**TASK OBJECTIVE**
Output each of the entries exactly, skipping every picture they contain.
[[ DATASET RECORDS, beginning ]]
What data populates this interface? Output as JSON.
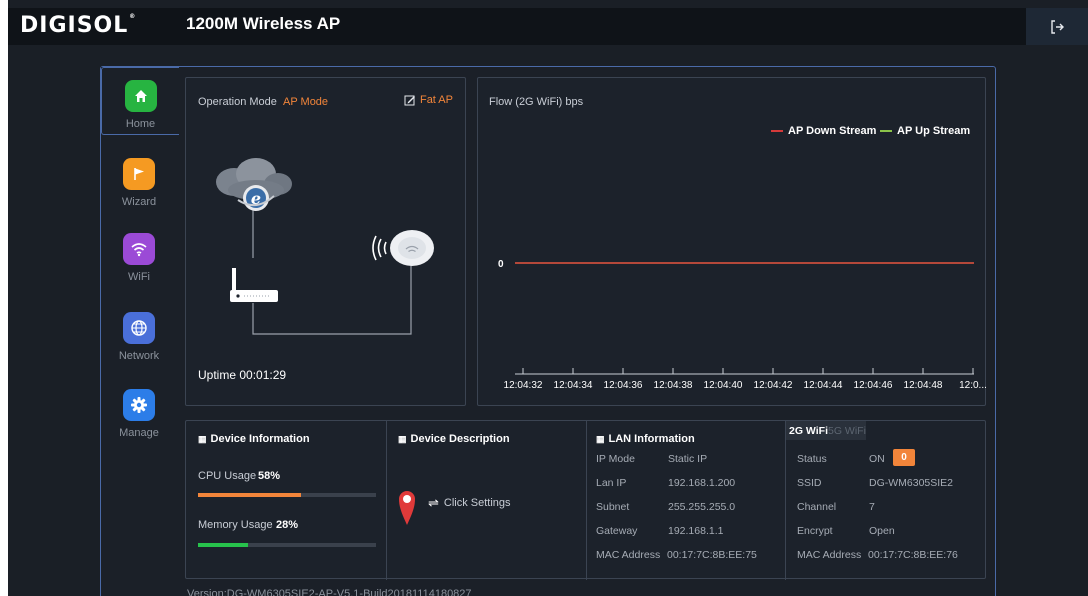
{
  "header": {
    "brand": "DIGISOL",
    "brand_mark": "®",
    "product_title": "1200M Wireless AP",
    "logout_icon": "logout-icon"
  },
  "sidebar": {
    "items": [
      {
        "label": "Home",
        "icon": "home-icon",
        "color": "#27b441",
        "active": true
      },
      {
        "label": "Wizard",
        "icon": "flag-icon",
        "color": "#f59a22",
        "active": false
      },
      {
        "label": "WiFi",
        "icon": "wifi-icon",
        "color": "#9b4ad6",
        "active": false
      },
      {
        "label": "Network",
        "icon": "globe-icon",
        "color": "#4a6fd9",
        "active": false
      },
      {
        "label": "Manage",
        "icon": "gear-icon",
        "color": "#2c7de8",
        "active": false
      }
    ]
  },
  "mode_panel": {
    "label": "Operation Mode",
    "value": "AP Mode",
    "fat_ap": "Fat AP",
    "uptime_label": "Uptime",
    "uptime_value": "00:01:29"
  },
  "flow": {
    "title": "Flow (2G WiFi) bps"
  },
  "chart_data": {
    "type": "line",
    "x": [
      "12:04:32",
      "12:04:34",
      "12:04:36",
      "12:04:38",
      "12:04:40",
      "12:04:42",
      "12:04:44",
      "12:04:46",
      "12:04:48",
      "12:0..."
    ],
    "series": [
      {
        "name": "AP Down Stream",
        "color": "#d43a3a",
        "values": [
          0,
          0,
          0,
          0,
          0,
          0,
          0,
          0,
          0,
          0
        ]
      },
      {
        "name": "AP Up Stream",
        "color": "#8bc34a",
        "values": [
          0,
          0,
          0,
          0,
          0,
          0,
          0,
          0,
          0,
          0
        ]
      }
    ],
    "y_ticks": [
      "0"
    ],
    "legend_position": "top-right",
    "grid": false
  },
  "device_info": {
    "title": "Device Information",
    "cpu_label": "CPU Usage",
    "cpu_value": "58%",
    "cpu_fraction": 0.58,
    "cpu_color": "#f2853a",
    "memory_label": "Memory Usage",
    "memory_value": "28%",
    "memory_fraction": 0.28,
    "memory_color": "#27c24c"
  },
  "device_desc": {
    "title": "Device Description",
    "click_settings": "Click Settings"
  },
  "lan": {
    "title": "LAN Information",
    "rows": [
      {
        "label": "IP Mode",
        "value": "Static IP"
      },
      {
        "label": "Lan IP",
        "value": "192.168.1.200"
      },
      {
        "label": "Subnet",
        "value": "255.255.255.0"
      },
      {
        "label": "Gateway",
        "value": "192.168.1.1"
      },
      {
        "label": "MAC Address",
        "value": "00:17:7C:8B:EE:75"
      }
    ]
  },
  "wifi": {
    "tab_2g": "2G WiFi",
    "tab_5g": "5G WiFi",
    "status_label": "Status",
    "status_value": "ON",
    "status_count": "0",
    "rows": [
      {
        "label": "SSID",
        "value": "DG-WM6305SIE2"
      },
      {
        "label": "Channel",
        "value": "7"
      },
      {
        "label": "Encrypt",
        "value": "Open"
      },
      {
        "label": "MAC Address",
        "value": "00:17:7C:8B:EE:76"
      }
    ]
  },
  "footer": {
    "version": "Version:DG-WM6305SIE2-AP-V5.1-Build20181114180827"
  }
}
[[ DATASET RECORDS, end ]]
**RESULT FOR THIS EXERCISE**
What data populates this interface? Output as JSON.
{
  "header": {
    "brand": "DIGISOL",
    "brand_mark": "®",
    "product_title": "1200M Wireless AP",
    "logout_icon": "logout-icon"
  },
  "sidebar": {
    "items": [
      {
        "label": "Home",
        "icon": "home-icon",
        "color": "#27b441",
        "active": true
      },
      {
        "label": "Wizard",
        "icon": "flag-icon",
        "color": "#f59a22",
        "active": false
      },
      {
        "label": "WiFi",
        "icon": "wifi-icon",
        "color": "#9b4ad6",
        "active": false
      },
      {
        "label": "Network",
        "icon": "globe-icon",
        "color": "#4a6fd9",
        "active": false
      },
      {
        "label": "Manage",
        "icon": "gear-icon",
        "color": "#2c7de8",
        "active": false
      }
    ]
  },
  "mode_panel": {
    "label": "Operation Mode",
    "value": "AP Mode",
    "fat_ap": "Fat AP",
    "uptime_label": "Uptime",
    "uptime_value": "00:01:29"
  },
  "flow": {
    "title": "Flow (2G WiFi) bps"
  },
  "chart_data": {
    "type": "line",
    "x": [
      "12:04:32",
      "12:04:34",
      "12:04:36",
      "12:04:38",
      "12:04:40",
      "12:04:42",
      "12:04:44",
      "12:04:46",
      "12:04:48",
      "12:0..."
    ],
    "series": [
      {
        "name": "AP Down Stream",
        "color": "#d43a3a",
        "values": [
          0,
          0,
          0,
          0,
          0,
          0,
          0,
          0,
          0,
          0
        ]
      },
      {
        "name": "AP Up Stream",
        "color": "#8bc34a",
        "values": [
          0,
          0,
          0,
          0,
          0,
          0,
          0,
          0,
          0,
          0
        ]
      }
    ],
    "y_ticks": [
      "0"
    ],
    "legend_position": "top-right",
    "grid": false
  },
  "device_info": {
    "title": "Device Information",
    "cpu_label": "CPU Usage",
    "cpu_value": "58%",
    "cpu_fraction": 0.58,
    "cpu_color": "#f2853a",
    "memory_label": "Memory Usage",
    "memory_value": "28%",
    "memory_fraction": 0.28,
    "memory_color": "#27c24c"
  },
  "device_desc": {
    "title": "Device Description",
    "click_settings": "Click Settings"
  },
  "lan": {
    "title": "LAN Information",
    "rows": [
      {
        "label": "IP Mode",
        "value": "Static IP"
      },
      {
        "label": "Lan IP",
        "value": "192.168.1.200"
      },
      {
        "label": "Subnet",
        "value": "255.255.255.0"
      },
      {
        "label": "Gateway",
        "value": "192.168.1.1"
      },
      {
        "label": "MAC Address",
        "value": "00:17:7C:8B:EE:75"
      }
    ]
  },
  "wifi": {
    "tab_2g": "2G WiFi",
    "tab_5g": "5G WiFi",
    "status_label": "Status",
    "status_value": "ON",
    "status_count": "0",
    "rows": [
      {
        "label": "SSID",
        "value": "DG-WM6305SIE2"
      },
      {
        "label": "Channel",
        "value": "7"
      },
      {
        "label": "Encrypt",
        "value": "Open"
      },
      {
        "label": "MAC Address",
        "value": "00:17:7C:8B:EE:76"
      }
    ]
  },
  "footer": {
    "version": "Version:DG-WM6305SIE2-AP-V5.1-Build20181114180827"
  }
}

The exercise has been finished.